Although software has become easier to build, launching and scaling new products and services remains difficult. Startups face daunting challenges entering the technology ecosystem, including stiff competition, copycats, and ineffective marketing channels. Teams launching new products must consider the advantages of “the network effect,” where a product or service’s value increases as more users engage with it. Apple, Google, Microsoft, and other tech giants utilize network effects, and most tech products incorporate them, whether they’re messaging apps, workplace collaboration tools, or marketplaces. Network effects provide a path for fledgling products to break through, attracting new users through viral growth and word of mouth.
Yet most entrepreneurs lack the vocabulary and context to describe them—much less understand the fundamental principles that drive the effect. What exactly are network effects? How do teams create and build them into their products? How do products compete in a market where every player has them? Andrew Chen draws on his experience and on interviews with the CEOs and founding teams of LinkedIn, Twitch, Zoom, Dropbox, Tinder, Uber, Airbnb, and Pinterest to offer unique insights in answering these questions. Chen also provides practical frameworks and principles that can be applied across products and industries.

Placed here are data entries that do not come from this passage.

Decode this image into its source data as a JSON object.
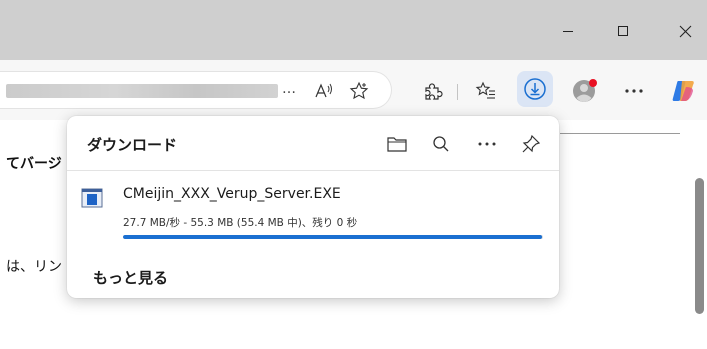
{
  "window": {
    "minimize_label": "—",
    "maximize_label": "☐",
    "close_label": "✕"
  },
  "toolbar": {
    "url_suffix": "…",
    "active_icon_color": "#1a6fd1"
  },
  "page": {
    "heading_fragment": "てバージ",
    "body_fragment": "は、リン"
  },
  "download_panel": {
    "title": "ダウンロード",
    "file": {
      "name": "CMeijin_XXX_Verup_Server.EXE",
      "status": "27.7 MB/秒 - 55.3 MB (55.4 MB 中)、残り 0 秒",
      "progress_percent": 99.8
    },
    "more_label": "もっと見る"
  },
  "colors": {
    "titlebar_bg": "#cfcfcf",
    "toolbar_bg": "#f7f7f7",
    "progress": "#1a6fd1",
    "notification_dot": "#e81123"
  }
}
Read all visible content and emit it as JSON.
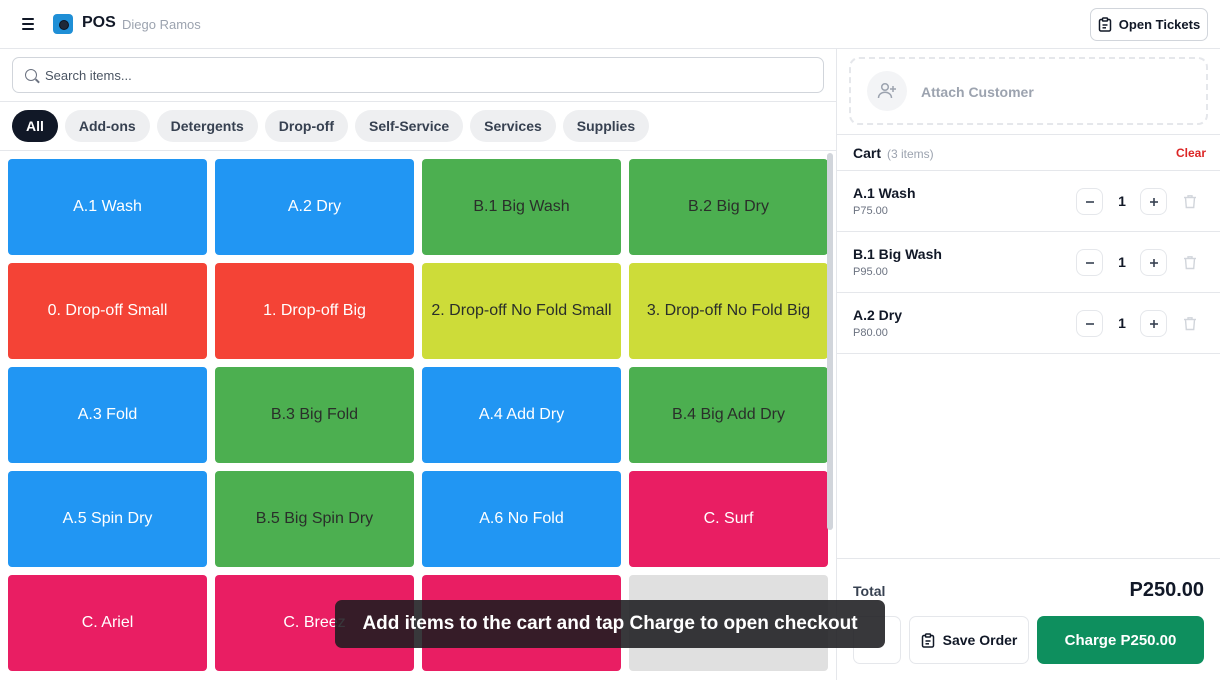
{
  "header": {
    "app_title": "POS",
    "user_name": "Diego Ramos",
    "open_tickets_label": "Open Tickets"
  },
  "search": {
    "placeholder": "Search items..."
  },
  "categories": [
    {
      "label": "All",
      "active": true
    },
    {
      "label": "Add-ons",
      "active": false
    },
    {
      "label": "Detergents",
      "active": false
    },
    {
      "label": "Drop-off",
      "active": false
    },
    {
      "label": "Self-Service",
      "active": false
    },
    {
      "label": "Services",
      "active": false
    },
    {
      "label": "Supplies",
      "active": false
    }
  ],
  "items": [
    {
      "label": "A.1 Wash",
      "color": "#2196f3"
    },
    {
      "label": "A.2 Dry",
      "color": "#2196f3"
    },
    {
      "label": "B.1 Big Wash",
      "color": "#4caf50"
    },
    {
      "label": "B.2 Big Dry",
      "color": "#4caf50"
    },
    {
      "label": "0. Drop-off Small",
      "color": "#f44336"
    },
    {
      "label": "1. Drop-off Big",
      "color": "#f44336"
    },
    {
      "label": "2. Drop-off No Fold Small",
      "color": "#cddc39"
    },
    {
      "label": "3. Drop-off No Fold Big",
      "color": "#cddc39"
    },
    {
      "label": "A.3 Fold",
      "color": "#2196f3"
    },
    {
      "label": "B.3 Big Fold",
      "color": "#4caf50"
    },
    {
      "label": "A.4 Add Dry",
      "color": "#2196f3"
    },
    {
      "label": "B.4 Big Add Dry",
      "color": "#4caf50"
    },
    {
      "label": "A.5 Spin Dry",
      "color": "#2196f3"
    },
    {
      "label": "B.5 Big Spin Dry",
      "color": "#4caf50"
    },
    {
      "label": "A.6 No Fold",
      "color": "#2196f3"
    },
    {
      "label": "C. Surf",
      "color": "#e91e63"
    },
    {
      "label": "C. Ariel",
      "color": "#e91e63"
    },
    {
      "label": "C. Breez",
      "color": "#e91e63"
    },
    {
      "label": "",
      "color": "#e91e63"
    },
    {
      "label": "",
      "color": "#e0e0e0"
    }
  ],
  "toast": {
    "message": "Add items to the cart and tap Charge to open checkout"
  },
  "customer": {
    "attach_label": "Attach Customer"
  },
  "cart": {
    "title": "Cart",
    "count_label": "(3 items)",
    "clear_label": "Clear",
    "lines": [
      {
        "name": "A.1 Wash",
        "price": "P75.00",
        "qty": "1"
      },
      {
        "name": "B.1 Big Wash",
        "price": "P95.00",
        "qty": "1"
      },
      {
        "name": "A.2 Dry",
        "price": "P80.00",
        "qty": "1"
      }
    ],
    "total_label": "Total",
    "total_value": "P250.00",
    "save_order_label": "Save Order",
    "charge_label": "Charge P250.00"
  }
}
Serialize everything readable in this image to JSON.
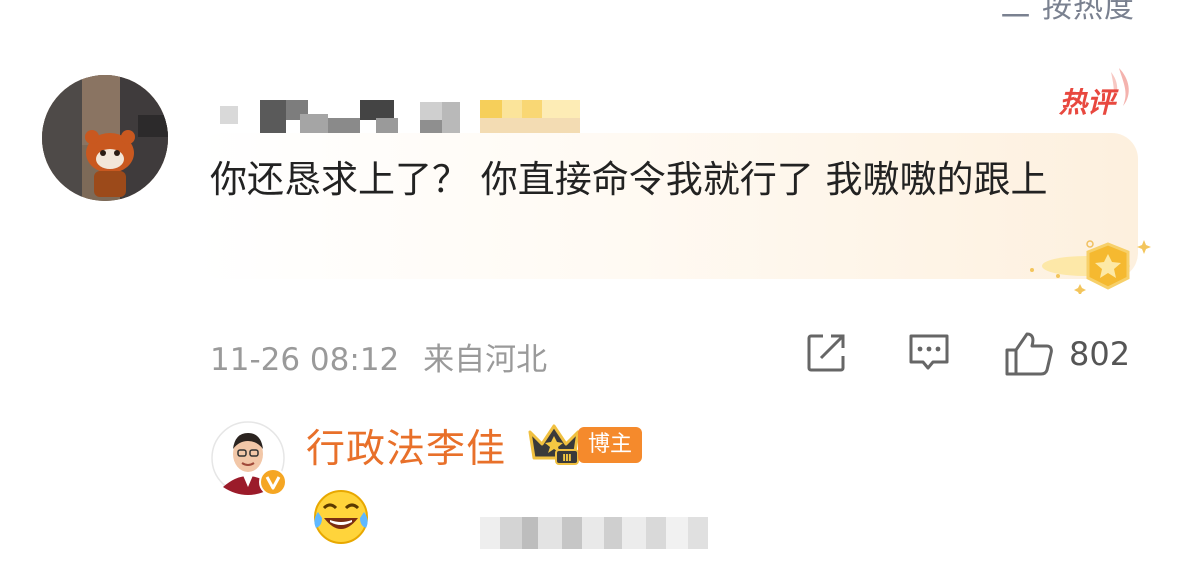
{
  "header": {
    "sort_label": "二 按热度"
  },
  "comment": {
    "badge": "热评",
    "text": "你还恳求上了？ 你直接命令我就行了 我嗷嗷的跟上",
    "timestamp": "11-26 08:12",
    "location": "来自河北",
    "likes": "802"
  },
  "reply": {
    "author": "行政法李佳",
    "crown_level": "Ⅲ",
    "role_badge": "博主"
  },
  "icons": {
    "share": "share-icon",
    "reply": "comment-icon",
    "like": "thumbs-up-icon",
    "medal": "star-medal-icon",
    "emoji": "laughing-tears-emoji"
  },
  "colors": {
    "accent": "#e8702a",
    "hot_badge": "#e8483f",
    "badge_bg": "#f58a2c",
    "meta_text": "#9a9a9a"
  }
}
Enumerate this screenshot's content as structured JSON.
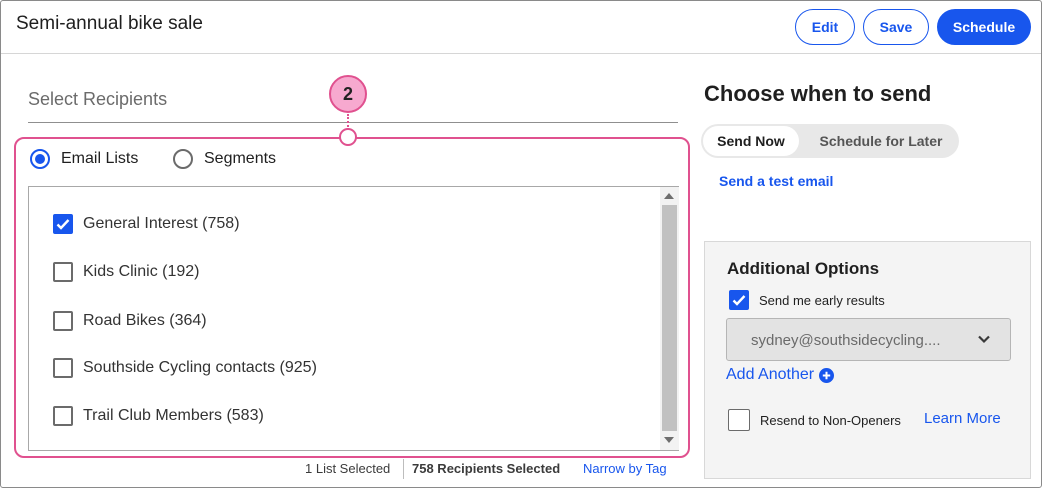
{
  "header": {
    "title": "Semi-annual bike sale",
    "edit_label": "Edit",
    "save_label": "Save",
    "schedule_label": "Schedule"
  },
  "recipients": {
    "heading": "Select Recipients",
    "callout_number": "2",
    "radio_options": [
      {
        "label": "Email Lists",
        "selected": true
      },
      {
        "label": "Segments",
        "selected": false
      }
    ],
    "lists": [
      {
        "label": "General Interest (758)",
        "checked": true
      },
      {
        "label": "Kids Clinic (192)",
        "checked": false
      },
      {
        "label": "Road Bikes (364)",
        "checked": false
      },
      {
        "label": "Southside Cycling contacts (925)",
        "checked": false
      },
      {
        "label": "Trail Club Members (583)",
        "checked": false
      }
    ],
    "summary": {
      "lists_selected": "1 List Selected",
      "recipients_selected": "758 Recipients Selected",
      "narrow_link": "Narrow by Tag"
    }
  },
  "send": {
    "heading": "Choose when to send",
    "tabs": [
      {
        "label": "Send Now",
        "active": true
      },
      {
        "label": "Schedule for Later",
        "active": false
      }
    ],
    "test_email_link": "Send a test email"
  },
  "options": {
    "title": "Additional Options",
    "early_results_label": "Send me early results",
    "early_results_checked": true,
    "email_value": "sydney@southsidecycling....",
    "add_another_label": "Add Another",
    "resend_label": "Resend to Non-Openers",
    "resend_checked": false,
    "learn_more_label": "Learn More"
  },
  "colors": {
    "accent": "#1856ed",
    "callout": "#e0518f",
    "callout_fill": "#f7a9cf"
  }
}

The Cold Start Problem reveals what makes winning networks thrive, why some startups fail to successfully scale, and, most crucially, why products that create and compete using the network effect are vitally important today.
About the Author
Andrew Chen is a general partner at Andreessen Horowitz, investing in early-stage consumer startups. He is a board member of fast-growing startups like Substack, Clubhouse, Z League, All Day Kitchens, Sleeper, Maven, and Reforge, and previously led the rider growth teams at Uber during their high-growth, pre-IPO years. He has a popular professional blog, and has been featured in Wired, the Wall Street Journal, and the New York Times. He holds a BS in applied mathematics from the University of Washington, where he graduated at the age of nineteen. He splits his time between San Francisco and Los Angeles.
"A practical handbook for entrepreneurs struggling with how to effectively apply what can be a devilishly tricky concept." — Business Insider